A teenager from a rural farm came up with the idea to start an equipment-sharing website where farmers could connect with other farmers to share the cost of expensive equipment and maintenance fees. The idea took off. Now, she’s getting interest from clients outside of her farming family.
Small says students developed several other promising ideas and everyone stuck with the program, despite the up to six-hour roundtrip commute in one day (some had to wake up as early as four in the morning). That tells her underserved youth are hungry for this opportunity. Says Small, “Not every student will create a business that gets funding, and not all startups end up lasting, but the fact that we have students interested in thinking about entrepreneurship is a success.”
Looking to the future, one of VentureKids’s goals is to expand its rural-city program to northern Ontario so that it can reach out to Indigenous and new Canadian students.
Raising a Village to Raise Tech Kids
Running a non-profit is hugely time consuming. Consider this recent tweet from Small: “Seriously thinking about changing my bio to simply read ‘tired’ lol.”
Small does a lot of networking, reaching out to volunteers, experienced teachers, and community partners to donate their time, money, space, expertise and even their laptops. Workhaus lends VentureKids a complimentary office space in their downtown Toronto location. Carole Piovesan of INQ Data Law provides free legal help. Says Small, “One thing I have learned is that there are people and allies who are willing to donate their time and services because they care about our mission.”
In the New Year, Small faces the enormous task of putting a volunteer board of directors together. The five directors don’t have to have a tech background per se, but a diverse set of skills and experiences certainly helps.
In the two years since becoming a non-profit founder, Small has learned a few lessons. She’s learned to seek volunteers who are reflective of the people they’re serving and who understand the difficulties of breaking into the tech sector. By contrast, one well-known business leader offering unsolicited advice clearly didn’t get the program when he suggested cutting the free breakfast and diverting the money to other things. Says Small: “That advice doesn’t really match with how we operate. I think it’s well meaning but when you consider the fact that the populations we’re serving don’t have the resources, then it doesn’t really make sense.”

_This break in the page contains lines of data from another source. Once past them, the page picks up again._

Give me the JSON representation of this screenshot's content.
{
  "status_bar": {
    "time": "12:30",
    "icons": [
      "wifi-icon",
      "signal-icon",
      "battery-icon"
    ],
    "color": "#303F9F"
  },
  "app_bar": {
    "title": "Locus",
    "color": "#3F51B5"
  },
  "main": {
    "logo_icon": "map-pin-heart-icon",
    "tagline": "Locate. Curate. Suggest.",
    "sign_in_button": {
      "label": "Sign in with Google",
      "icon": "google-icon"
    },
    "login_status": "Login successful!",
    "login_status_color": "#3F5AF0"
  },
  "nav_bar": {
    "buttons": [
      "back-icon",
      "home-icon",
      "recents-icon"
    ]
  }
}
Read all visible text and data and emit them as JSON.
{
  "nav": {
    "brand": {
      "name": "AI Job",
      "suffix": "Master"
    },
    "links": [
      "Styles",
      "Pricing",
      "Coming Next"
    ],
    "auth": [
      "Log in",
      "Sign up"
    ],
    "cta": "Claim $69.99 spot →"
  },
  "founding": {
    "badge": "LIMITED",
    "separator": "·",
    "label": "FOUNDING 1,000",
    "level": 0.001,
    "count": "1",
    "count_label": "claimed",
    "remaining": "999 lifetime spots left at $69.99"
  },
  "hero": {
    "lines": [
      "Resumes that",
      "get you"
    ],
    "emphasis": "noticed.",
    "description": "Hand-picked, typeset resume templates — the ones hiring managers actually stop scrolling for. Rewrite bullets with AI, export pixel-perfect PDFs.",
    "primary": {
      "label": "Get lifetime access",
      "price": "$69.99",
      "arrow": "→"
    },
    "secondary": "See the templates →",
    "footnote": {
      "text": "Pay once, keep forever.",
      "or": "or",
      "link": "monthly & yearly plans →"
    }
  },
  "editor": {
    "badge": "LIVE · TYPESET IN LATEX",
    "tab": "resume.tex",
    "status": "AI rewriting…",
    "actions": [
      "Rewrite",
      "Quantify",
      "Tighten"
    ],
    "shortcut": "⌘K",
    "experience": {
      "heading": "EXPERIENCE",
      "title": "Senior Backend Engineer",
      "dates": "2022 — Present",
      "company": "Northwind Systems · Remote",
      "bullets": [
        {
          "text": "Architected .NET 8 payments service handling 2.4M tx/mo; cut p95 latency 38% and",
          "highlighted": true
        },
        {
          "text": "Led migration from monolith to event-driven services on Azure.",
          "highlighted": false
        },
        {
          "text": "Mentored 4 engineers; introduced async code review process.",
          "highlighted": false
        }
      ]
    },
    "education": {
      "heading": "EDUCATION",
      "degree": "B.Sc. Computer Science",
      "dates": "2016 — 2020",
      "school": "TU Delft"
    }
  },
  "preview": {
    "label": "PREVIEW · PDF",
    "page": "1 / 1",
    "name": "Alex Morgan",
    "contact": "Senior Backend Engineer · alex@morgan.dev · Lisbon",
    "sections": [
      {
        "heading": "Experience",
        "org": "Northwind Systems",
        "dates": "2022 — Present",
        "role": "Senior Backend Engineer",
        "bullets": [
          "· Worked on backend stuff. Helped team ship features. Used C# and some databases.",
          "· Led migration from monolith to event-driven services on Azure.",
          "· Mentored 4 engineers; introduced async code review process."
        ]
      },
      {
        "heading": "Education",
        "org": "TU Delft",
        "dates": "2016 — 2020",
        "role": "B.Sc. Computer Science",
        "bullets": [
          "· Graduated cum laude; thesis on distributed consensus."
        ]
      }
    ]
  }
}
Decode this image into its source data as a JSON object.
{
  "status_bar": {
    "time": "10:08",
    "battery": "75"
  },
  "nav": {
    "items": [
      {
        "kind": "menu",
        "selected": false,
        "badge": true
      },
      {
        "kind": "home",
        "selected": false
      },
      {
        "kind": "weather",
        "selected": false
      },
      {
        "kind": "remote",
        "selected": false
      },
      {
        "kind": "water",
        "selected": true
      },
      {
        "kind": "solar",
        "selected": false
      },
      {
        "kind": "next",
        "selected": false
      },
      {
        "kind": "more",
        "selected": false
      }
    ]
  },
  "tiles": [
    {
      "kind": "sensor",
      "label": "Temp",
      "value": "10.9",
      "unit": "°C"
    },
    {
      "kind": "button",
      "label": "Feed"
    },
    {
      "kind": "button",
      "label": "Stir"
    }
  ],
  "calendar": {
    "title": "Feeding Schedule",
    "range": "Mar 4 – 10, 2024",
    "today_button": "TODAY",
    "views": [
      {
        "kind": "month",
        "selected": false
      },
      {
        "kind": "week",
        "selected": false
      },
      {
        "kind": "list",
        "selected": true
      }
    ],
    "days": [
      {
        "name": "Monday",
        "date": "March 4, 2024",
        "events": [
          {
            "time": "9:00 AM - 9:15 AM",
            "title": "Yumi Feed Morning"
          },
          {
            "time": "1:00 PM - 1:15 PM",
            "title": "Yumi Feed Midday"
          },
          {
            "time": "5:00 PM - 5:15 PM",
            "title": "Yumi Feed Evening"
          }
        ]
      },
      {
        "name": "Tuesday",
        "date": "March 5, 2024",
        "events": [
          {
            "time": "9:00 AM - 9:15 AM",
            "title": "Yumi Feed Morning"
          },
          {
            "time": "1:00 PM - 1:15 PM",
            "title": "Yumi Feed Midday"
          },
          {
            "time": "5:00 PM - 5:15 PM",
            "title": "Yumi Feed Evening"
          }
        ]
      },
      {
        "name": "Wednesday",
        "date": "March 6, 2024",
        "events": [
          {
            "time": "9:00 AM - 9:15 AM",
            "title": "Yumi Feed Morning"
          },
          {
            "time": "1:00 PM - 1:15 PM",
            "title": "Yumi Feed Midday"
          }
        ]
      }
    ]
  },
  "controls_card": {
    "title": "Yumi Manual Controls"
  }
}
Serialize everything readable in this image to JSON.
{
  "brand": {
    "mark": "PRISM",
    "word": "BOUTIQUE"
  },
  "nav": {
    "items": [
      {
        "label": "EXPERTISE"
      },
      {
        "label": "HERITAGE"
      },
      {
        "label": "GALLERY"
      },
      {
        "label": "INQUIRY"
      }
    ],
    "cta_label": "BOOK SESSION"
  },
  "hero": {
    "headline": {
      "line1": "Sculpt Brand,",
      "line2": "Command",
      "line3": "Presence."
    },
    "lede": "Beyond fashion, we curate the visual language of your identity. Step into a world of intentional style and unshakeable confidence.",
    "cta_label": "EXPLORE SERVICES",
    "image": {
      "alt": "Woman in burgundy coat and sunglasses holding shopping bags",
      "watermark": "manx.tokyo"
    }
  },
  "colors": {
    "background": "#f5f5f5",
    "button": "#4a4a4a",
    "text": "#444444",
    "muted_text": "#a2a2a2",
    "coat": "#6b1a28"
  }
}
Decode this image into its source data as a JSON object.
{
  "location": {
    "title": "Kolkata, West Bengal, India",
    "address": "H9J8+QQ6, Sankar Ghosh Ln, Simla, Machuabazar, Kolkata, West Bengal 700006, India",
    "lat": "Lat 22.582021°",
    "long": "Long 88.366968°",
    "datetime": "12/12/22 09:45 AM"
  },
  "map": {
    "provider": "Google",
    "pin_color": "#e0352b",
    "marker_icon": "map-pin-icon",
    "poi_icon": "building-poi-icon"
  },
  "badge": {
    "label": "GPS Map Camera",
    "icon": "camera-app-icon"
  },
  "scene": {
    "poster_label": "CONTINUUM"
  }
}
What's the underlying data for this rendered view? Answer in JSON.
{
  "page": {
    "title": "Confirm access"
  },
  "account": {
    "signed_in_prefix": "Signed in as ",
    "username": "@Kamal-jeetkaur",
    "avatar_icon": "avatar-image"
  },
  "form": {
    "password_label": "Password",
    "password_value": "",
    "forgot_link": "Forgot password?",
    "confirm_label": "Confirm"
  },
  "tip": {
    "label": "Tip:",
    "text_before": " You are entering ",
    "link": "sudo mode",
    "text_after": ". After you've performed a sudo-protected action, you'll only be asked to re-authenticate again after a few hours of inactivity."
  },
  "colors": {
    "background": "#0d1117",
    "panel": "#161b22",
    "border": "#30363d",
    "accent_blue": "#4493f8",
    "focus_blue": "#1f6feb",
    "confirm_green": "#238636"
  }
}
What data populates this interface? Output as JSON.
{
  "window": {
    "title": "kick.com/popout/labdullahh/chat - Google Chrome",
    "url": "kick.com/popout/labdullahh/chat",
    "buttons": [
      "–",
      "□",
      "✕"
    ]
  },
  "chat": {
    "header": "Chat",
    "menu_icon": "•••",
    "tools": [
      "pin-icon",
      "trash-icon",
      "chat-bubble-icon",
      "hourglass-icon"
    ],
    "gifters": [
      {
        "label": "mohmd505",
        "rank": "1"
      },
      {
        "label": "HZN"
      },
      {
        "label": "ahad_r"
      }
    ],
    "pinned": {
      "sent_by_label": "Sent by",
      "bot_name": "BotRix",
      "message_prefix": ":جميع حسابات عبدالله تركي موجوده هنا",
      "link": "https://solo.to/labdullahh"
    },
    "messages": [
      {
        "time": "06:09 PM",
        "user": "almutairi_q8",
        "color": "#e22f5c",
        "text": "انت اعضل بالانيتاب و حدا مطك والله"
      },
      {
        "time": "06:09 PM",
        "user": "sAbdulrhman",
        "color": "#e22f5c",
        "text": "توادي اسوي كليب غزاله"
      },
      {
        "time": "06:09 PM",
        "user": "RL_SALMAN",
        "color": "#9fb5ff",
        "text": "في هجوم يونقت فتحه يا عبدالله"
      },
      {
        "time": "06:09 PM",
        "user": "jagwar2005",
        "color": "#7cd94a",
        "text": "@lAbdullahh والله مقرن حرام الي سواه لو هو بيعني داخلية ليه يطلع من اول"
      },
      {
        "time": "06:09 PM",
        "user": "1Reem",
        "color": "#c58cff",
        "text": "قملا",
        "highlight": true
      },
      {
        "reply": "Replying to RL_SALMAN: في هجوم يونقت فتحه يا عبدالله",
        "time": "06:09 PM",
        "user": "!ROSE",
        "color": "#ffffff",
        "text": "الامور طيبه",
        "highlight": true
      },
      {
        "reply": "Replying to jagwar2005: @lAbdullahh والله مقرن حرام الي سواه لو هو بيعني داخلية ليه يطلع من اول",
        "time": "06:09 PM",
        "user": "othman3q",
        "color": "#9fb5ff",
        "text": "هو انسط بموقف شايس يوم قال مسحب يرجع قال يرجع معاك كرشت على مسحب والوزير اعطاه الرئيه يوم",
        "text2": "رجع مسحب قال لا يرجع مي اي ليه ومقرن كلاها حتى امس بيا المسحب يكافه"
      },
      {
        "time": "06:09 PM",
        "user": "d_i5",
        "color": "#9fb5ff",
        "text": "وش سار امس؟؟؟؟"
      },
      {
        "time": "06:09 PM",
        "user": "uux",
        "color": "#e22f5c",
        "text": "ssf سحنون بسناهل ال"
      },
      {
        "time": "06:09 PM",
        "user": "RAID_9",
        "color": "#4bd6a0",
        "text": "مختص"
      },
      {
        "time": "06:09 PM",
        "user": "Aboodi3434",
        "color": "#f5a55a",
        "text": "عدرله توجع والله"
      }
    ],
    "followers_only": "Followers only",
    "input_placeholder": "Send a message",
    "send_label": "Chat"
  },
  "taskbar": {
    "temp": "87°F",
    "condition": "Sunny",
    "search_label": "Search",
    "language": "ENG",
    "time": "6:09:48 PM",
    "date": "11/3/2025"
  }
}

It’s a hard slog, for sure, but Small says the benefit of a non-profit is being able to focus on the communities and youth they serve instead of worrying about making as much money as possible to please investors and shareholders.
“Finding ways to keep yourself optimistic is really important and VentureKids helps with that,” says Small. “It’s a ray of hope and it keeps me excited about the future.”
On top of hosting two podcasts, Takara Small listens to a few herself. Here are her faves:
Harvard Business Review: HBR has a variety of podcasts on leaders in business, women in the workplace, and advice on work dilemmas.
Blacticulate: A British podcast featuring interview with young Black professionals.
Oprah Super Soul Conversations: Oprah’s personal selection of interviews with thought-leaders, best-selling authors, spiritual luminaries, as well as health and wellness experts.
Science Vs: This podcast explores fads and trends to find out what’s fact and what’s not.